Dyno Nobel is joining forces with Murdoch University in a three-year research project investigating ways to reduce emissions of potentially toxic gas during mine blasts.
Chief investigator Professor Bogdan Dlugogorski said the project aimed to control levels of the pollutant nitrogen dioxide during mine blasting.
If successful, the technology would have global application.
“Nitrogen dioxide is a toxic gas with a characteristic sharp pungent odour, and it is a prominent air pollutant that can be released after an ammonium nitrate-based explosive is used in a small percentage of mine-site blasts,” Professor Dlugogorski said.

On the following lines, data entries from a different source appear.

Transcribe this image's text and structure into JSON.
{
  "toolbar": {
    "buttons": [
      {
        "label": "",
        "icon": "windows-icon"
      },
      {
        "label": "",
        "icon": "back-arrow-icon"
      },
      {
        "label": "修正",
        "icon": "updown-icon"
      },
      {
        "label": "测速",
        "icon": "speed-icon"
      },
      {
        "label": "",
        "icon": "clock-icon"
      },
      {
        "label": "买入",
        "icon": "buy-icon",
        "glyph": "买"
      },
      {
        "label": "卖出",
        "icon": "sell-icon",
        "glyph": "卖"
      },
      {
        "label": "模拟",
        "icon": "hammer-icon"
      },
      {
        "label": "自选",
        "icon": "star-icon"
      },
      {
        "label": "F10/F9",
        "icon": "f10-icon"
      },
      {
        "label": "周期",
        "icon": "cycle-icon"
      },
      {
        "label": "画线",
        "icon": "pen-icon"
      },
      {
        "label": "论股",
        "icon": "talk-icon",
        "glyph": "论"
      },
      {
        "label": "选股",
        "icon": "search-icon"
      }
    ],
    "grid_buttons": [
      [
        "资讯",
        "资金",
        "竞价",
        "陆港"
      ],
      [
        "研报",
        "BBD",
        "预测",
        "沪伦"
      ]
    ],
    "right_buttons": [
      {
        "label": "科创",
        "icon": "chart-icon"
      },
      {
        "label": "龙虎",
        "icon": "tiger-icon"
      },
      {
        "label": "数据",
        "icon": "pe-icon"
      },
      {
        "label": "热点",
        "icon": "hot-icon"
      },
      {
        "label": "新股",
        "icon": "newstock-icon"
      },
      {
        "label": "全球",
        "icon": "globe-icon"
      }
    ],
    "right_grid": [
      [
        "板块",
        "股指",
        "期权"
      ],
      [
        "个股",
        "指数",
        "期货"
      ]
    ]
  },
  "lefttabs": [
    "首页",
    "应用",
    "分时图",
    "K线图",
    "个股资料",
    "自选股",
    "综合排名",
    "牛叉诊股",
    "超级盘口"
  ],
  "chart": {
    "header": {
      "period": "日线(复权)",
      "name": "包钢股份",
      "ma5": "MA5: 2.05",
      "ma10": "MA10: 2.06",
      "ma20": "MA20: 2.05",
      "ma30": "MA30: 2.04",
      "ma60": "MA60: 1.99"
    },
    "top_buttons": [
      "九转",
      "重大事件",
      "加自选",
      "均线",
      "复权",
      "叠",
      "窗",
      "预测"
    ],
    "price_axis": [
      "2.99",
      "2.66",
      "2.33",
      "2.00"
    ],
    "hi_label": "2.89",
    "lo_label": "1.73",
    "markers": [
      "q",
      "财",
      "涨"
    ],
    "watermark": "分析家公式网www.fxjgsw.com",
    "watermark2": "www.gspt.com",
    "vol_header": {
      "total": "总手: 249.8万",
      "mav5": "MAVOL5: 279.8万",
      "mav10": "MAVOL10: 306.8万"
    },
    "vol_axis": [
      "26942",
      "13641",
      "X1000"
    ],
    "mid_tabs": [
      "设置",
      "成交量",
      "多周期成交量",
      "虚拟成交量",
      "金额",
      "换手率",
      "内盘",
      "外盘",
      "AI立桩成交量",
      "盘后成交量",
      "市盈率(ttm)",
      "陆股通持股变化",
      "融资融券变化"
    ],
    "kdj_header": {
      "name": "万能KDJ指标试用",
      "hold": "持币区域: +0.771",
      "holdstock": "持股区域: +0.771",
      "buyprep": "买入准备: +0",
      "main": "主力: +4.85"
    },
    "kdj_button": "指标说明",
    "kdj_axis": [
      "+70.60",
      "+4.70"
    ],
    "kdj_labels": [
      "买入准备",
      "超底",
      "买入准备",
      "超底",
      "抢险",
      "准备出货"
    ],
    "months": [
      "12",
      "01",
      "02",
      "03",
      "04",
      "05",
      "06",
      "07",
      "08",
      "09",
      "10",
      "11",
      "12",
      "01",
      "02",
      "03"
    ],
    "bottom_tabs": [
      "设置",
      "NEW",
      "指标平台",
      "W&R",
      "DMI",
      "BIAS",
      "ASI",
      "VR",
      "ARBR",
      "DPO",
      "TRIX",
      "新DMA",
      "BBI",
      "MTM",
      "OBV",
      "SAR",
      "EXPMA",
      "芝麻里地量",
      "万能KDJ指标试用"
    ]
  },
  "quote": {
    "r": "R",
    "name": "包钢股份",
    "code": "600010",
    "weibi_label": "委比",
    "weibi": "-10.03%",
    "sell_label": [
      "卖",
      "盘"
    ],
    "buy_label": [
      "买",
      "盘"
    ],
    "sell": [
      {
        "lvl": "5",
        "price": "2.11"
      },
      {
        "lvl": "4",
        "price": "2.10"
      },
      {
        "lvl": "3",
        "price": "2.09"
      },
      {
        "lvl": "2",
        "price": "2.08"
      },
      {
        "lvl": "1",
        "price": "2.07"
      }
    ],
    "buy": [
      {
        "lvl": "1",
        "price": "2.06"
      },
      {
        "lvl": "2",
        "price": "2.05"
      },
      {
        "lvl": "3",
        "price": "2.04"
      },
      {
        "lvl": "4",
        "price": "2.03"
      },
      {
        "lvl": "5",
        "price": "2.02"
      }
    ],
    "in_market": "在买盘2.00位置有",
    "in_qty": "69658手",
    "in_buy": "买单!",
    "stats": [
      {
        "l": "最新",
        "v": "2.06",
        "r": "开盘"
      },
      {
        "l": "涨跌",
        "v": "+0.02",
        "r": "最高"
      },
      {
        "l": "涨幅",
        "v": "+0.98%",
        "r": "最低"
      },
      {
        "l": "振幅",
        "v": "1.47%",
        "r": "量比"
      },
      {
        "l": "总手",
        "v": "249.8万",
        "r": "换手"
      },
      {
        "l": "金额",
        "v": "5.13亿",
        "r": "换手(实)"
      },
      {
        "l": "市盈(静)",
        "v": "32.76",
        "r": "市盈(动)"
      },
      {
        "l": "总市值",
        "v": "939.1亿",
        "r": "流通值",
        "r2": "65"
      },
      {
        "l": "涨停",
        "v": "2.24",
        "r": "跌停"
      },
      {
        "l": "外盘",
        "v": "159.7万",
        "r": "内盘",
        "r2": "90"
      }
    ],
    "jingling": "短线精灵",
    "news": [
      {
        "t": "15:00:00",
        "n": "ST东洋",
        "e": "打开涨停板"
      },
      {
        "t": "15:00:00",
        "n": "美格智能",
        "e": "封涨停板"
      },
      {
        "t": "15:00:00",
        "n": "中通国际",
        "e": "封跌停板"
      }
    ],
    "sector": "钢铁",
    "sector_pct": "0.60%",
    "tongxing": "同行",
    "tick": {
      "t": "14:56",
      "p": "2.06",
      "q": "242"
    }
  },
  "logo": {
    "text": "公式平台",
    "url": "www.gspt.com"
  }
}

“When there are releases of nitrogen dioxide, concentrations in post-blast clouds can exceed recommended safety limits by 30 to 3000 times.
“There is a risk, if proper precautions are not taken, of a major problem for mine workers and also for more widespread dispersal across neighbouring areas.”
He said that current precautions, which follow a risk assessment of pre-blast conditions and the likelihood of nitrogen dioxide to be generated, require blasting to occur only when the prevailing winds are blowing in approved directions and that exclusion distances are set.
This Australian Research Council Linkage project is worth $570,000, with a further $390,000 cash and in-kind support from Dyno Nobel Asia Pacific.
DNAP research and development manager Dr Jeffrey Gore said Dyno Nobel had worked for several years with Professor Dlugogorski to identify suitable explosive technologies to minimise the generation of post blast fumes for application in soft and wet ground.
“An example is the Titan 9000xero® product which was developed by the DNAP Explosives R&D team in 2014. To date, in more than 200 blasts, no orange post blast fume, which may contain nitrogen dioxide, has been observed during use,” Dr Gore said.
“Additionally, Titan 9000xero® uses no non-biodegradable plastic.”
The ARC funding will enable this project to expand to include the development of new blends of no-fume high-bulk energy strength explosives and to develop better methods to sample gases from detonation fumes.
Dr Gore said the fundamental studies of the research program would be performed at Murdoch University and when the technology was to be scaled up in explosives formulations, the work would be performed at Dyno Nobel’s R&D Centre at Mt Thorley in New South Wales.